When in Ramen! Eating and Drinking With Less Dough

This one’s for all you Pastafarians out there:

We all know traveling is expensive, and I’ll be the first to tell you that I love to splurge on a quality steak and expensive bottle of wine. But for the other 20 meals of the week, I’ve found some incredible ways to fill my belly and avoid the loan sharks. You can even get your well-deserved glass of wine for much, much less than you ever expected.

The first key to almost any of my cheap travel dishes is a pasta of some sort. This usually  means ramen noodles, because they’re cheap, pretty flavorful, and are sold almost everywhere around the world. Ramen is incredibly versatile. It can be prepared as a soup, stir fry, or with pasta sauce and meatballs, just to name a few. The most expensive I’ve ever seen a pack was for $.40 at a 7-11 in Honolulu, the cheapest, around $.10 bought in bulk from Costco.

As for the wine, I usually go with the cheapest Merlot or Cabernet I can find. I’m not a stickler and am pretty easy to please, so, depending on what part of the world you’re in, it’s usually pretty easy to find a palatable, less expensive wine that will complement a  ramen dish just fine.

So here are a few ideas I’ve come up with myself:

1. RASTA Pasta (Ramen, Avocado, Sauce of Tomatoes, and Artichoke)

I know, I kind of stretched the wording to make a cool acronym! But this is one I cooked while living in a cave in Honolulu, literally just throwing a few things I had together in a pot and hoping for the best. I cooked two packets of ramen with one flavor packet (it was chicken, I believe), and threw in some chopped artichoke until it was soft. After that, I strained the water and added a generous amount of cheap, Wal-Mart purchased Prego sauce. Looking around, I saw an avocado and thought, hey, why not? I sliced it up, threw it on top, and chowed down. Much to my surprise, the dish was actually quite tasty, and I can only imagine how much more I could’ve done with it given a proper array of spices and an actual kitchen to cook in. 

Total Cost: $2.80

2. Chicken. Stir. Fry!

I think of all the ramen dishes I’ve concocted, this one was my favorite. I sauteed a chicken breast in soy sauce and olive oil until it was golden brown, and dabbed a bit of brown sugar on top. I started the ramen when I estimated the chicken was about halfway through, finished the chicken while the ramen cooked, and put the chicken on low while straining. I was out of money and most veggies when cooking this, so I chopped an onion and sauteed it with the chicken. Then, add a dab more of olive oil, and throw the strained ramen in the pan with the chicken and onions, stirring vigorously for about two minutes. You don’t even need to add the flavor packet and its ridiculous amount of sodium. And, viola, you have a tasty stir fry that’s filling and cheap.

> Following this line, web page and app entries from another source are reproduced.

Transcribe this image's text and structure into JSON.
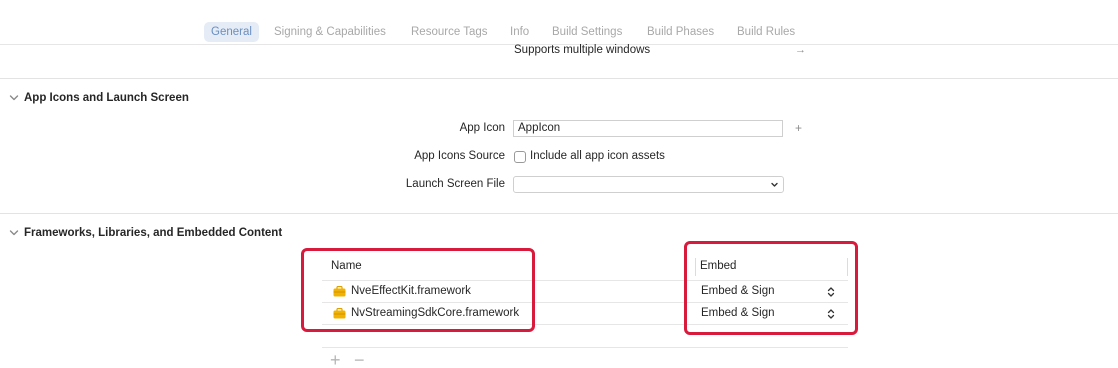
{
  "tabs": [
    {
      "label": "General",
      "active": true
    },
    {
      "label": "Signing & Capabilities",
      "active": false
    },
    {
      "label": "Resource Tags",
      "active": false
    },
    {
      "label": "Info",
      "active": false
    },
    {
      "label": "Build Settings",
      "active": false
    },
    {
      "label": "Build Phases",
      "active": false
    },
    {
      "label": "Build Rules",
      "active": false
    }
  ],
  "deployment": {
    "supports_multiple_windows": "Supports multiple windows",
    "arrow_icon": "arrow-right-icon"
  },
  "app_icons_section": {
    "title": "App Icons and Launch Screen",
    "app_icon_label": "App Icon",
    "app_icon_value": "AppIcon",
    "app_icons_source_label": "App Icons Source",
    "include_all_label": "Include all app icon assets",
    "include_all_checked": false,
    "launch_screen_label": "Launch Screen File",
    "launch_screen_value": ""
  },
  "frameworks_section": {
    "title": "Frameworks, Libraries, and Embedded Content",
    "col_name": "Name",
    "col_embed": "Embed",
    "items": [
      {
        "name": "NveEffectKit.framework",
        "embed": "Embed & Sign",
        "icon": "framework-toolbox-icon"
      },
      {
        "name": "NvStreamingSdkCore.framework",
        "embed": "Embed & Sign",
        "icon": "framework-toolbox-icon"
      }
    ],
    "add_symbol": "+",
    "remove_symbol": "−"
  },
  "colors": {
    "highlight_box": "#d81b3c",
    "active_tab_bg": "#e5ecf6",
    "active_tab_text": "#6a8fc0",
    "framework_icon": "#f2b300"
  }
}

Total Cost: $3.25

3. Veggie Soup-a-Loop!

If I ever found myself unable to purchase two packets of ramen, or just wanted a bit of a lighter meal for lunch that was still quite filling, I cooked up this tasty ramen dish. This was my staple at hostels all throughout Central America. I just chopped up some onion, tomato, green beans, and corn, sauteed them with a bit of olive oil, and cooked the ramen with the flavor packet. Instead of straining, this time I just threw the veggies in and made a nice bowl of ramen soup. It is probably my quickest, easiest ramen dish to date, and the extra water gives you a nice sense of fullness even though you’re only consuming one pack of noodles.

Total Cost: $1.50

Add a cheap bottle of wine to any of these dishes and you’ve got a traveler’s delight: a cost-effective, (somewhat) healthy meal and a little vino to cap it off. Of course, now you’ll have enough money to go to Benihana’s on Friday night, and out for drinks afterwards. Sounds like a win-win to almost anyone on a budget!

Safe travels.

Evans Prater

I am 23 year old traveler, adventurer, runner, writer who wants nothing more than to explore this planet, its people, and tackle whatever that combination throws my way. I WILL get the most out of this life!

No Comments Yet

Leave a Reply

Your email address will not be published.

You may use these HTML tags and attributes: <a href="" title=""> <abbr title=""> <acronym title=""> <b> <blockquote cite=""> <cite> <code> <del datetime=""> <em> <i> <q cite=""> <s> <strike> <strong>

We are undergoing a Facelift!
Please check back soon to experience the new wineandfoodtravel.com